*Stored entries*
####################

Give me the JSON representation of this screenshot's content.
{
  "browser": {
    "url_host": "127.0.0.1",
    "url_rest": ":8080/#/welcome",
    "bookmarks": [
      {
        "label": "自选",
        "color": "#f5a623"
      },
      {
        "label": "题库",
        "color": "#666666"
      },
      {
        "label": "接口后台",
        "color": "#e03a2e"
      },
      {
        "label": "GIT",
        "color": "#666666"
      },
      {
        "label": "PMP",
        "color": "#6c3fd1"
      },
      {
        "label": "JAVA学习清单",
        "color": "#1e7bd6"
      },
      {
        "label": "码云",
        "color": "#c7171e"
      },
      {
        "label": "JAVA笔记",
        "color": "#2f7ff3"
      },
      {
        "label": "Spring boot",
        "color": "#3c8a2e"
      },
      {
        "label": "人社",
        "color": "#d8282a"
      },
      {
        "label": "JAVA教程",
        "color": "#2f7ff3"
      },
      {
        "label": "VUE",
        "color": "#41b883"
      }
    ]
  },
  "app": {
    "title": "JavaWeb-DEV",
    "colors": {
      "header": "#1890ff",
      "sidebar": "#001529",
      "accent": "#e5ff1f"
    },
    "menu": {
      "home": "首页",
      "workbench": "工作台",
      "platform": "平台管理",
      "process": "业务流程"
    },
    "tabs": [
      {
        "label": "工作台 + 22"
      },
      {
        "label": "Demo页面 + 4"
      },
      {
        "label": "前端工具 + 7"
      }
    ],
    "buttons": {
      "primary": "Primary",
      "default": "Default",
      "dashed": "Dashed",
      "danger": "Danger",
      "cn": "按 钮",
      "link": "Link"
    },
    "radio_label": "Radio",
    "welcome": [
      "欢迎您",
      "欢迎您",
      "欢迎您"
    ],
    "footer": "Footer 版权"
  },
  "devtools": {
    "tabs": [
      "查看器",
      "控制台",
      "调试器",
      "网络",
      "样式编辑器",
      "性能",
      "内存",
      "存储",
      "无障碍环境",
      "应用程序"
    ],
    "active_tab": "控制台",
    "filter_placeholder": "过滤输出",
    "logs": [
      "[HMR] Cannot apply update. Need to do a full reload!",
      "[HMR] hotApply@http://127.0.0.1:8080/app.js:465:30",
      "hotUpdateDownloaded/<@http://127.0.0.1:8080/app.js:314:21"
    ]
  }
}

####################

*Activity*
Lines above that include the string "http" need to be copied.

*Answer to this exercise*
      "[HMR] hotApply@http://127.0.0.1:8080/app.js:465:30",
      "hotUpdateDownloaded/<@http://127.0.0.1:8080/app.js:314:21"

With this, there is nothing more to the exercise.